In keeping with the cynical mood of the play regarding war and love, imagery of disease is common. It is as if there is something foul about the whole situation in this struggle between the Greeks and the Trojans.
Much of this type of imagery is uttered by Thersites. To Thersites, almost everything is corrupt in some way. Here he is talking to Patroclus and saying that since Patroclus, in his opinion, is Achilles’ “masculine whore” the following might be expected to assail him:
Now, the rotten diseases of the south, the guts-griping, ruptures, catarrhs,
loads o' gravel i' the back, lethargies, cold palsies, raw eyes, dirt-rotten livers, wheezing lungs, bladders full of imposthume, sciaticas, limekilns i' the palm, incurable bone-ache, and the rivelled fee-simple of the tetter, take and take
again such preposterous discoveries!
(Act 3, scene 1, lines 16-23)
Thersites uses imagery connected to venereal disease on more than one occasion (act 2, scene 3, lines 18-21, and act 5, scene 3, line 94 [“A burning devil take them”] for example).
Ulysses, too,in the council scene (act 1, scene 3) make use of imagery of sickness to describe the Greeks’ condition, likening it to a fever.
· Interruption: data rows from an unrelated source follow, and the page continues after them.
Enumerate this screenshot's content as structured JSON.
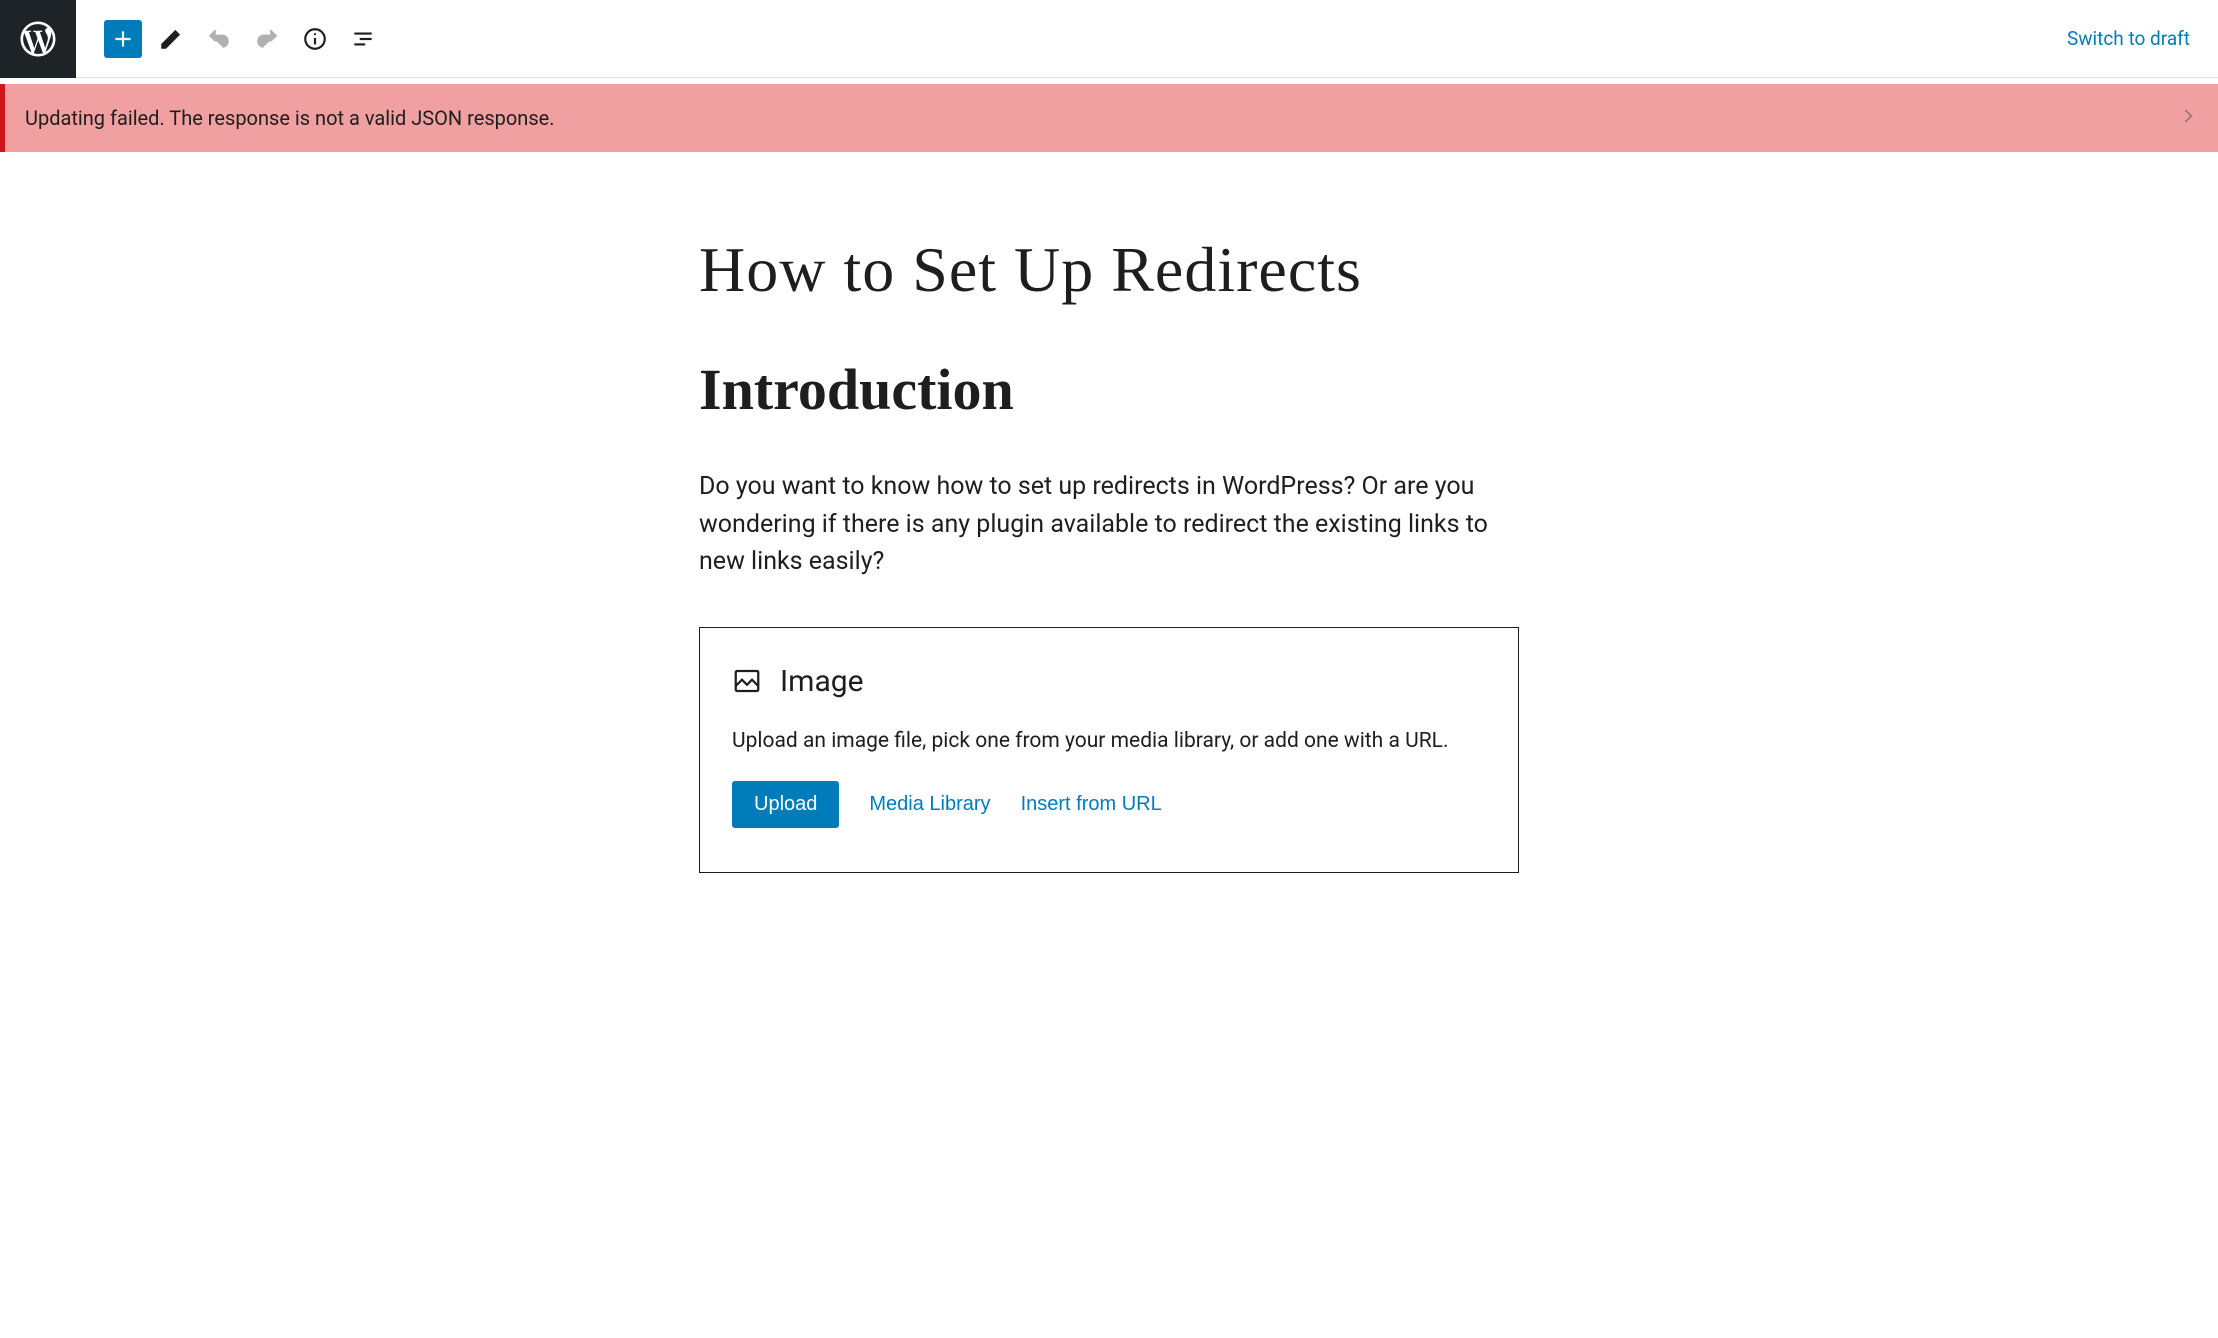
{
  "topbar": {
    "switch_to_draft": "Switch to draft"
  },
  "error": {
    "message": "Updating failed. The response is not a valid JSON response."
  },
  "post": {
    "title": "How to Set Up Redirects",
    "heading": "Introduction",
    "paragraph": "Do you want to know how to set up redirects in WordPress?  Or are you wondering if there is any plugin available to redirect the existing links to new links easily?"
  },
  "image_block": {
    "title": "Image",
    "description": "Upload an image file, pick one from your media library, or add one with a URL.",
    "upload": "Upload",
    "media_library": "Media Library",
    "insert_from_url": "Insert from URL"
  }
}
Even the lover Troilus, when he speaks of his love for Cressida, uses a curious image suggestive of disease: “Pour’st in the open ulcer of my heart / Her eyes, her hair, her cheek, her gait, her voice” (act 1, scene 1, lines 53-54). For Troilus being in love is like being gashed by a knife (lines 62-63).